A.


Sequencing the Bases

1.

The Human Genome Project has produced a working d
raft of all the base pairs in all our chromosomes.

2.

The task


took 13 years to learn the sequence of the three billion base pairs along the length of our chromosomes.

3.

Genome Comparisons

4.

There is little difference between the sequence of our bases and othe
r organisms whose DNA sequences are known.

5.

We share a large number of genes with simpler organisms (e.g., bacteria, yeast, mice); perhaps our uniqueness is due
to regulation of these genes.

6.

Researchers found that certain genes on chromosome 22 differed in
humans and chimpanzees: those for speech
development, hearing, and smell.

7.

Many genes found were responsible for human diseases.

C.


The
HapMap Project


--


This project will catalog sequence differences, called haplotypes, in humans.

1.

The Genetic Profile

2.

DNA chips (or DNA microarrays) will soon be available that will rapidly identify a person’s complete genotype; this is
called the
genetic profile
.

3.

DNA profiles can determine if a person has an increased risk for a particular disease; appropriate intervent
ion can then
be administered.

4.

The genetic profile can be used to determine if a particular drug therapy is appropriate in a specific clinical condition.

5.

Proteomics

6.

Proteomics
is the study of the structure, function, and interaction of cellular proteins.

7.

The information obtained from proteomic studies can be used in designing better drugs, and to correlate drug treatment
to the particular genome of the individual.

8.

Bioinformatics

9.

Bioinformatics
is the application of computer technologics to the study of the

genome.

10.

Information obtained from computer analysis of the genome can show relationships between genetic profiles and
genetic disorders.

16.4


Gene Therapy


1.


Gene therapy

involves procedures to give patients healthy genes to make up for a faulty ge
ne.

2.

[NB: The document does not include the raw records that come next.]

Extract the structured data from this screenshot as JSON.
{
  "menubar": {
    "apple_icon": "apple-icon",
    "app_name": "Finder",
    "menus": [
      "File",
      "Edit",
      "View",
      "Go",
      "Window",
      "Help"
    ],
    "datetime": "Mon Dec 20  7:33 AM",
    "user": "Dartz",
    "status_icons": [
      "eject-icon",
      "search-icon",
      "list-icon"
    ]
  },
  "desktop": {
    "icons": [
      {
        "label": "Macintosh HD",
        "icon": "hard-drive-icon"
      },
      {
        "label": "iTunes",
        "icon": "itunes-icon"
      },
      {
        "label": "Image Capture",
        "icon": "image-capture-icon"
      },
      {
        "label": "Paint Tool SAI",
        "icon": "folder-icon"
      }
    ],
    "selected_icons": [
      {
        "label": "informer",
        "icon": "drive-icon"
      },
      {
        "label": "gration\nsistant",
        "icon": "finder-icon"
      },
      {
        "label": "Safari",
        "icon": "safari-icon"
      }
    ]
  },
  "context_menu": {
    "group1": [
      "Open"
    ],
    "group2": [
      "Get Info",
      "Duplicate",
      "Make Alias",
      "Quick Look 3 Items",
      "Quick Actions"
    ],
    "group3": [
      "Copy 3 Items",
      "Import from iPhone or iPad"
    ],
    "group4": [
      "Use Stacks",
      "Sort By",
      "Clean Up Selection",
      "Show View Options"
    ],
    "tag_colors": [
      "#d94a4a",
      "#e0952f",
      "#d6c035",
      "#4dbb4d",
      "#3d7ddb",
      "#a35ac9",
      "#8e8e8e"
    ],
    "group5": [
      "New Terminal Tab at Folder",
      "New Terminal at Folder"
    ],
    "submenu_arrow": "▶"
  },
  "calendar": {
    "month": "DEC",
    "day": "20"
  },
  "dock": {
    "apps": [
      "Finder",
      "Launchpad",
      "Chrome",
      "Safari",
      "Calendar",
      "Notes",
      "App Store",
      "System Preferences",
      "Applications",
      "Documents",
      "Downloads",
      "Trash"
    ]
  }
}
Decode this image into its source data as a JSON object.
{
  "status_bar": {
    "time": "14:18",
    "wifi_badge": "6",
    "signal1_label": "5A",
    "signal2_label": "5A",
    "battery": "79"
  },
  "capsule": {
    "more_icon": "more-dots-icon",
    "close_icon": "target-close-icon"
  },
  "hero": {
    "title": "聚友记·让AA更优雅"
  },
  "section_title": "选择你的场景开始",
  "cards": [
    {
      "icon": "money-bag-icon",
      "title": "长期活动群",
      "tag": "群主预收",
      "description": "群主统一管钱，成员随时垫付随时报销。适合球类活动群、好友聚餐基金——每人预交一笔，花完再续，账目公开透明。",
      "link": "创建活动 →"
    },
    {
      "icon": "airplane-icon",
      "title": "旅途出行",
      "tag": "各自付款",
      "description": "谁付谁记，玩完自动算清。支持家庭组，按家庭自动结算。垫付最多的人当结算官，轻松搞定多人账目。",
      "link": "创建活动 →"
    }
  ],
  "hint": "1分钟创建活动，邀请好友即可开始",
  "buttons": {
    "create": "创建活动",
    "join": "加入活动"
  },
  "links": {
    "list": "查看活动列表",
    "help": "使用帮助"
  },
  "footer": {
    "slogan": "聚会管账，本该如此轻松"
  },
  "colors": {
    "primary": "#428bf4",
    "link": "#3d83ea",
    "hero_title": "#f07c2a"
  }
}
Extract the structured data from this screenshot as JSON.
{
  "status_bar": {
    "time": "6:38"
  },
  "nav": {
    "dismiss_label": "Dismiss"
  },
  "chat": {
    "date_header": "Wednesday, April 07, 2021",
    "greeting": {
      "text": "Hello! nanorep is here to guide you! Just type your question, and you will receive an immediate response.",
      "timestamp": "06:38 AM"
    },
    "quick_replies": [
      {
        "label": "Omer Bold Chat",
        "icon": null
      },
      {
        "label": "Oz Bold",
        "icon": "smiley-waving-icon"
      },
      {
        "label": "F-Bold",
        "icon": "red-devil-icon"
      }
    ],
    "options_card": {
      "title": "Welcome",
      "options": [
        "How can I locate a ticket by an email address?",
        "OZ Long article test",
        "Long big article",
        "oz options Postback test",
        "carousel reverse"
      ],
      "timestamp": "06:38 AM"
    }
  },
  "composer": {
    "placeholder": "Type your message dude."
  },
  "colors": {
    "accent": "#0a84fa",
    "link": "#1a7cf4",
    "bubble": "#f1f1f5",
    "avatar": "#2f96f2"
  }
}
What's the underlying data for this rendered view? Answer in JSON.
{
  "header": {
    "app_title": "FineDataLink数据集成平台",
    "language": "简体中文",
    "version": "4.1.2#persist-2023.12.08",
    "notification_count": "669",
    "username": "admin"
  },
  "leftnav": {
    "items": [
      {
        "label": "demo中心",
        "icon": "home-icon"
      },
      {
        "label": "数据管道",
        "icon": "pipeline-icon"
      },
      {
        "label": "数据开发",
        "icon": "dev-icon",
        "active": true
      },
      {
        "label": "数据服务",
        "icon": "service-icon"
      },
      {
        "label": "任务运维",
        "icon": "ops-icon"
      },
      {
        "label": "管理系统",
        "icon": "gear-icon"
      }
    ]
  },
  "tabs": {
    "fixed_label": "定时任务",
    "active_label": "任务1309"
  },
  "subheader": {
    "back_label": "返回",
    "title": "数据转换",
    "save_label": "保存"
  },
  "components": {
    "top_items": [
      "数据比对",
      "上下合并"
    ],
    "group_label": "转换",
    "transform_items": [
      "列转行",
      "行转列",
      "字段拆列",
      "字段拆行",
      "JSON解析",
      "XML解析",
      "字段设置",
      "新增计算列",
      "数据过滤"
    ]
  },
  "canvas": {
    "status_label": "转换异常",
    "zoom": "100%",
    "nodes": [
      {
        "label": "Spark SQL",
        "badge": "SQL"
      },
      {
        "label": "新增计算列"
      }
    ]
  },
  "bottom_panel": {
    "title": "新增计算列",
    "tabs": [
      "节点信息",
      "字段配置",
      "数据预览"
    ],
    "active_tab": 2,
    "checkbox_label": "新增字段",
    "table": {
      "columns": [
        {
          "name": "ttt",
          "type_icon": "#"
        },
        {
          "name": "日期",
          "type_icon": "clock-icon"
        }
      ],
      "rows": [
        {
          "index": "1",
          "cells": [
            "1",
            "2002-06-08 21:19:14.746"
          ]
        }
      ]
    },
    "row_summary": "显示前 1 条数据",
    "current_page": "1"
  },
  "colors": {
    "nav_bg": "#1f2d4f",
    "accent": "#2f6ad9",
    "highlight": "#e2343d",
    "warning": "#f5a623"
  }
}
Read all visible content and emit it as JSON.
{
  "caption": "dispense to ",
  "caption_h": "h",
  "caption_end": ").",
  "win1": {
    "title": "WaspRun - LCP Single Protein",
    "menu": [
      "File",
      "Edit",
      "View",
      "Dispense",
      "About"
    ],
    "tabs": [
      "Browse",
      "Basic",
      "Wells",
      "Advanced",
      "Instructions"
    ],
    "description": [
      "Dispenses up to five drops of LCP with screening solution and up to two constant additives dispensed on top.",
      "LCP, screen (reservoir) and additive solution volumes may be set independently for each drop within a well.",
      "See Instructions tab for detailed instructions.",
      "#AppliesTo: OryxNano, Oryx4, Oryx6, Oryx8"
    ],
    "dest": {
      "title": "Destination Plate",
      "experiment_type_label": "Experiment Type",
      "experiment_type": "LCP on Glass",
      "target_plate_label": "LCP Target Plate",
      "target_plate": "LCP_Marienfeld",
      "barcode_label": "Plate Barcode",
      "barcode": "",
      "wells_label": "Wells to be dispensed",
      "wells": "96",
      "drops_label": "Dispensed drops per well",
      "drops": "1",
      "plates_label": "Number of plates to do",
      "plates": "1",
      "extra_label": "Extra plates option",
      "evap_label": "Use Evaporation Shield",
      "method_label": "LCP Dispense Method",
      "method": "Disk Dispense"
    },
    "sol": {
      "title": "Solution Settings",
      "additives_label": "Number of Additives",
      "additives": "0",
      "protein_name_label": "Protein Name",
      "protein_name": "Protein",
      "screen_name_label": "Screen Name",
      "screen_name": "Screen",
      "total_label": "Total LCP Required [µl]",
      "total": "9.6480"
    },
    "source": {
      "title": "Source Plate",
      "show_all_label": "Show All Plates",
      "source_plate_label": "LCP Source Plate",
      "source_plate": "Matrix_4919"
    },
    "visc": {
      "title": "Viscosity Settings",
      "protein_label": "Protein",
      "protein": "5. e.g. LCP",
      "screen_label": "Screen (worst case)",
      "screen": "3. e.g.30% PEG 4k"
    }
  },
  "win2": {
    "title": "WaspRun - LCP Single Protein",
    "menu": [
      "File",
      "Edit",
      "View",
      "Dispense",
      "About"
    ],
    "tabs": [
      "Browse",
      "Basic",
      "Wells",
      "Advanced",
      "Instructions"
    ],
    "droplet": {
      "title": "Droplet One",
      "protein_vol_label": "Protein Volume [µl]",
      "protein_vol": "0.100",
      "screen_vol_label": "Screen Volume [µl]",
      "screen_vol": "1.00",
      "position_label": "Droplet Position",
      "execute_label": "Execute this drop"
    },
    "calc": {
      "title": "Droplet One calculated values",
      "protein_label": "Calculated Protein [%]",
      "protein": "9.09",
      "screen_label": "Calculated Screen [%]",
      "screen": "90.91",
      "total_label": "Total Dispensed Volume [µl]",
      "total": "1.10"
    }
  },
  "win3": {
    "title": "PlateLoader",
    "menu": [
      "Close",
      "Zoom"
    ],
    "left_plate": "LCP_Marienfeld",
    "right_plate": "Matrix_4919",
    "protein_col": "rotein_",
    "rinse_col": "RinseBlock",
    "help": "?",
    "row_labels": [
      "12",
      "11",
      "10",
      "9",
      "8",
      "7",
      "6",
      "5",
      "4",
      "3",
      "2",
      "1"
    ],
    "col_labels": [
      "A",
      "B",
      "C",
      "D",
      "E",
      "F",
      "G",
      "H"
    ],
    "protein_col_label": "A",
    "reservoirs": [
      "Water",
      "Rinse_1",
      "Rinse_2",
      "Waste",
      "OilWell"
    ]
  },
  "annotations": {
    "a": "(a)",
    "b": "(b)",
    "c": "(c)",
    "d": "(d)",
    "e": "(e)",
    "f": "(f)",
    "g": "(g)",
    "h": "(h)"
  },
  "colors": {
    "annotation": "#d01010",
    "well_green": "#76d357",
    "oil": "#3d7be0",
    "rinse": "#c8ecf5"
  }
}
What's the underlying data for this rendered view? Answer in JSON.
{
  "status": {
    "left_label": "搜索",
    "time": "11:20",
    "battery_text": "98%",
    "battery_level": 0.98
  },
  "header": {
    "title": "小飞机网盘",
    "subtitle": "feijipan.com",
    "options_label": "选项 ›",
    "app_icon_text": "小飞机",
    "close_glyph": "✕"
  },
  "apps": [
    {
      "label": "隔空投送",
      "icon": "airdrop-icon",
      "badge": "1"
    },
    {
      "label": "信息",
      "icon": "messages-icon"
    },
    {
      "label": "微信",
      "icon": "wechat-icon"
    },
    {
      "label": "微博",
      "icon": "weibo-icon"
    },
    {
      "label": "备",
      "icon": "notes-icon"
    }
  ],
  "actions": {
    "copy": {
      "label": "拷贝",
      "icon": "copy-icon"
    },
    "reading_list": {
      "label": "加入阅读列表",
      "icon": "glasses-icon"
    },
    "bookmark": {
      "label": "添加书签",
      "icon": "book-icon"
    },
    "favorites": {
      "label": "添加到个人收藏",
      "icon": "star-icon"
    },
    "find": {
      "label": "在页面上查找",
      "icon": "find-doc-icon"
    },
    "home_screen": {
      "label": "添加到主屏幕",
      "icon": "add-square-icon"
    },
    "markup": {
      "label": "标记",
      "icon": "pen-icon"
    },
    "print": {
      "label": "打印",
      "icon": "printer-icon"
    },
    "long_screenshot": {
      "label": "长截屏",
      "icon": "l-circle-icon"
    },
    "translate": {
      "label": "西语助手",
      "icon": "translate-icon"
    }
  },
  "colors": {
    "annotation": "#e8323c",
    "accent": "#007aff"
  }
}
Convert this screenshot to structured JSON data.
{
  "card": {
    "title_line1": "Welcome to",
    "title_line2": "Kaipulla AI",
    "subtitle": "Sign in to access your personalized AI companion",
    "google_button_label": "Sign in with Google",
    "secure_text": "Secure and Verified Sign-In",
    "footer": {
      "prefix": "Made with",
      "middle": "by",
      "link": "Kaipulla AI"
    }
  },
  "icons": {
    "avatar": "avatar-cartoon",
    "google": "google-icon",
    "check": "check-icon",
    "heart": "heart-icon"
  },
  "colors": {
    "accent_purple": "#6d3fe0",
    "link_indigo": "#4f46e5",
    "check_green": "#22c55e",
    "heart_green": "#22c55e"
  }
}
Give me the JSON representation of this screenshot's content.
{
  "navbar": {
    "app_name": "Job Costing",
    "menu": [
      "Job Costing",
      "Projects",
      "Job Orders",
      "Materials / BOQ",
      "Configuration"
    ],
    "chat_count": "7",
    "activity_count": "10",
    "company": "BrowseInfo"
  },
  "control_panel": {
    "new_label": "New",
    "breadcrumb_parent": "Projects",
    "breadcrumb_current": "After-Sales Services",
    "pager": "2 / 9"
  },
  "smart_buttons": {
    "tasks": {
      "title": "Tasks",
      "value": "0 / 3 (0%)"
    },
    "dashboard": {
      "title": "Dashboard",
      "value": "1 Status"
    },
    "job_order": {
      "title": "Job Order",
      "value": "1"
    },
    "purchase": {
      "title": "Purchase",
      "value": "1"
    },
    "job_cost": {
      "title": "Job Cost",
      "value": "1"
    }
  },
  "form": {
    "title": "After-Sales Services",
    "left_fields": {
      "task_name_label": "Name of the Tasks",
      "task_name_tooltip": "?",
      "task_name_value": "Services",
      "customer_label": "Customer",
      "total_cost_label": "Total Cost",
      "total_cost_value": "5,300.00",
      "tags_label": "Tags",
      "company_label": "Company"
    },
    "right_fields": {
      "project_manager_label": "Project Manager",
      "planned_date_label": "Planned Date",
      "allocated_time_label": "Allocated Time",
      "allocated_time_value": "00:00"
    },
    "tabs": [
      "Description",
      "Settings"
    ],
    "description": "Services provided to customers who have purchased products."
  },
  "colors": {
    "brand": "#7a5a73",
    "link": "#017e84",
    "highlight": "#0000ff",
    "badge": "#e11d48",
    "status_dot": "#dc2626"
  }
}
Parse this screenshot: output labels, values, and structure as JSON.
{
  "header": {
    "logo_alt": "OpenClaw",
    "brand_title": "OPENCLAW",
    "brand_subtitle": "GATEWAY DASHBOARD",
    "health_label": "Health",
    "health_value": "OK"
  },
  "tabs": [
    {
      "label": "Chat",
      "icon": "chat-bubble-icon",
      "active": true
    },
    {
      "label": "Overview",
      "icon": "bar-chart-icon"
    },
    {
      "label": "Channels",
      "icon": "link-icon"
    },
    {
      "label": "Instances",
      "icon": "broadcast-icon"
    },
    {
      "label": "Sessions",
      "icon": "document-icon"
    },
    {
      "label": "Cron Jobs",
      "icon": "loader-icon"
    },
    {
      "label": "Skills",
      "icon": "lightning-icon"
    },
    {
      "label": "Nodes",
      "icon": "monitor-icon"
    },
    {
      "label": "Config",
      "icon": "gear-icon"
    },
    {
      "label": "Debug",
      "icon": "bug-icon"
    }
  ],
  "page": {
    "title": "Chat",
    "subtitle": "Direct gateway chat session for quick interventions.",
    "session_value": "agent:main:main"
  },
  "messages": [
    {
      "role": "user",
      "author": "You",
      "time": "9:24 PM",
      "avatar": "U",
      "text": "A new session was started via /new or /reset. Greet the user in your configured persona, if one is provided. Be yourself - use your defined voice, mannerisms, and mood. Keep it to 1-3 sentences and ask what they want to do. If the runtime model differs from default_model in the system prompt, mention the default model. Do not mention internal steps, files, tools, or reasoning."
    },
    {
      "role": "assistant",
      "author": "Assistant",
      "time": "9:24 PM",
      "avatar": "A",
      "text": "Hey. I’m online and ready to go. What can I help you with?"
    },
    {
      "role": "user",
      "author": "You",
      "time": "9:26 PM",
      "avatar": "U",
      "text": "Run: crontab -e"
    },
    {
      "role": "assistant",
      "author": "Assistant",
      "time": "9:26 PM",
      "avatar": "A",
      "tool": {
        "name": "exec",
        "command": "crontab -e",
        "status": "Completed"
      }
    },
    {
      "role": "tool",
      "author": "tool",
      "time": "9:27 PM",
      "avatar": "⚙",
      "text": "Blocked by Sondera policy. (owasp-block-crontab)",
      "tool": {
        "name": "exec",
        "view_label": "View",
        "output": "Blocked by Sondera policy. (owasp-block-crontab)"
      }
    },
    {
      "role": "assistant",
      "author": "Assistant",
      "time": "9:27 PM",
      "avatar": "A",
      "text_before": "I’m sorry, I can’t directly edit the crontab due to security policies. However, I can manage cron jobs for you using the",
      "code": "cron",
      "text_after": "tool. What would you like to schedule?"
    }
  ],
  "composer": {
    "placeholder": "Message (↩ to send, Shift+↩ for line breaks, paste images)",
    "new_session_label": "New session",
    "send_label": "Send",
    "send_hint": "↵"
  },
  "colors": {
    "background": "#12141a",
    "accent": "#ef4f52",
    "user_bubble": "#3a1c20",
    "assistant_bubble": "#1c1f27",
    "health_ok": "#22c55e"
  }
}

Gene therapy also includes the use of genes to treat genetic disorders and various human illnesses.

3.


There are
ex vivo

(outside body) and
in vivo

(inside body) methods of gene therapy.